He died when I was five, but sometimes I try to imagine him arriving in New York harbor and seeing that lady, the Statue of Liberty, for the first time. A century and a quarter later, I still wonder what, at that moment, he dreamed of when it came to the country that would indeed welcome him (though his life, in those early years, was — at least as family stories had it — anything but easy). How could I imagine myself as I am now (a bald little old man with a white mustache) without him, without that moment? So today, as Donald Trump does his best to keep every imaginable modern version of my grandfather out of this country and eject so many of those “Moores” now living here, I wonder about the grim cruelty of our world.
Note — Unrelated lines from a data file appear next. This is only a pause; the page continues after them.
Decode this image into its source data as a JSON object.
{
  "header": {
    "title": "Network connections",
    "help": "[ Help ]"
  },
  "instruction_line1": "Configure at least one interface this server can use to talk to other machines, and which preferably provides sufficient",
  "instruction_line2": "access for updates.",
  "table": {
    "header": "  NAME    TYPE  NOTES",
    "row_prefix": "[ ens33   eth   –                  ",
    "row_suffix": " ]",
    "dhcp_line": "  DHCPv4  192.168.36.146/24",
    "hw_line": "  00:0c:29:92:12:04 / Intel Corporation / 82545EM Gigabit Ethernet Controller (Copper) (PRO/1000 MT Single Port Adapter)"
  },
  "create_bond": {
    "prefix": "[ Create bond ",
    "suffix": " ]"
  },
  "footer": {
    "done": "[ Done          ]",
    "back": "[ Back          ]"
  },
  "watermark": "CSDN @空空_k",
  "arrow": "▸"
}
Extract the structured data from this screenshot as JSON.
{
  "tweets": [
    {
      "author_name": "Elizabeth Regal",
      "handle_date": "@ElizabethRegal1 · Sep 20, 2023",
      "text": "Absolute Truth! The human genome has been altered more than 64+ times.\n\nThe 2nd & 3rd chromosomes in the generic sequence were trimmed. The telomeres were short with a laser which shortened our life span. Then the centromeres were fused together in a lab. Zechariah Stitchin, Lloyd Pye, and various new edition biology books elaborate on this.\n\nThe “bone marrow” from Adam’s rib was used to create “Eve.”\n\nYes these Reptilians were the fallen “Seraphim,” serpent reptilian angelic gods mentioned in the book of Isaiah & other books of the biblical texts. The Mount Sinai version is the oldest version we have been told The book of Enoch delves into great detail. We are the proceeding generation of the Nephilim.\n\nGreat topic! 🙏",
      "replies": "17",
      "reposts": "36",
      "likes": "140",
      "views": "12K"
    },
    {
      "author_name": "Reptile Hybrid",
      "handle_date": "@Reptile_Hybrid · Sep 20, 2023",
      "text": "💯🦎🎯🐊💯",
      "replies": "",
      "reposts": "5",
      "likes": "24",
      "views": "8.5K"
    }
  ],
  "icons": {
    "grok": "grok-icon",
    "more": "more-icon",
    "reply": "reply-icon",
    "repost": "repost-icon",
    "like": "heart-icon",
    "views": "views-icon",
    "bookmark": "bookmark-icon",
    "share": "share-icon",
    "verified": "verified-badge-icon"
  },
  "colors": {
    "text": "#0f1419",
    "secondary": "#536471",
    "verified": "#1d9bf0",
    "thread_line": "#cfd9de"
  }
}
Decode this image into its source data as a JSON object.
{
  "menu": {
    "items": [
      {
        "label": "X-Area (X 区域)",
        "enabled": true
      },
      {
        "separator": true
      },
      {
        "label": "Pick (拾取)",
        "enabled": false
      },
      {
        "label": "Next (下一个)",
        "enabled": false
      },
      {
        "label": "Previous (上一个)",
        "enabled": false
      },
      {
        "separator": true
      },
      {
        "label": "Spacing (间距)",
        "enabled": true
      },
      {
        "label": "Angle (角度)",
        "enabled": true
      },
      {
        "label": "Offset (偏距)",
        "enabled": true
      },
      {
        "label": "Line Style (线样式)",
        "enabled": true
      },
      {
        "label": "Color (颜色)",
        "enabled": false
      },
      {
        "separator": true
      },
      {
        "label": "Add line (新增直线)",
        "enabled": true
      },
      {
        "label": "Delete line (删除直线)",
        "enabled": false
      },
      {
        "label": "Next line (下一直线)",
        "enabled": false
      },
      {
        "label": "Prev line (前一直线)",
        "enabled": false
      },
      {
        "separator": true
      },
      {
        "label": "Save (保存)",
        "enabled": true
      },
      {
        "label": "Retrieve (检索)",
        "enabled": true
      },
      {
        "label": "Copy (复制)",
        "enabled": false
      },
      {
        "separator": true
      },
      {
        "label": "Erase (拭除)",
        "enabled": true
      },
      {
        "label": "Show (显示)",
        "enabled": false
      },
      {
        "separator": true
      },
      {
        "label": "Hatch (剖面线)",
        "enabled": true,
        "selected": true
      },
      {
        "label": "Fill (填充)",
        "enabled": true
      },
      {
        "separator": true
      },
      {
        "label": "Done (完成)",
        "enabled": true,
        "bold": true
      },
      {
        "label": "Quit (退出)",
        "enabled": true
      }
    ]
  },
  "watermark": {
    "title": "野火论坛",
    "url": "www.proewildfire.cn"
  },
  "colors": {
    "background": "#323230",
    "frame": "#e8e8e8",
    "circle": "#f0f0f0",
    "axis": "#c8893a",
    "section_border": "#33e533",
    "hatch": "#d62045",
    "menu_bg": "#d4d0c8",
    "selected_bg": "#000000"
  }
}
I wrote this about my grandfather early last year and, of course, it still applies:
“In other words, my grandfather was a kind of nineteenth-century equivalent of a DACA kid (though without even parents to bring him here). Like so many other immigrants of that era, he made it to the United States from a shithole part of Europe… and he was lucky… A few decades later, Jews like him, or Slavs, or Italians, or Asians of any variety — the Haitians, Salvadorans, and Nigerians of that era — would essentially be put under the early twentieth-century equivalent of Donald Trump’s ‘Muslim ban’ and largely kept by law from entering the country. In those days, the analog to Trump’s bitter complaints about Muslims and others of color was: Europe was ‘making the United States a dumping ground for its undesirable nationals.’ (So said Henry Fairfield Osborn, the then-president of New York’s American Museum of Natural History, in 1925.)”
So, as I focused on today’s chilling piece by TomDispatch regular Karen Greenberg on the Trumpian assault on citizenship and so much else, I couldn’t help thinking about those 16-year-olds of our moment so desperately trying to make it to this country across our southern border, often alone, and just how they’ve been “welcomed,” as well as about the future Tom Engelhardts who will never come to be, at least not here in this — as Greenberg points out — increasingly walled-in and xenophobic land.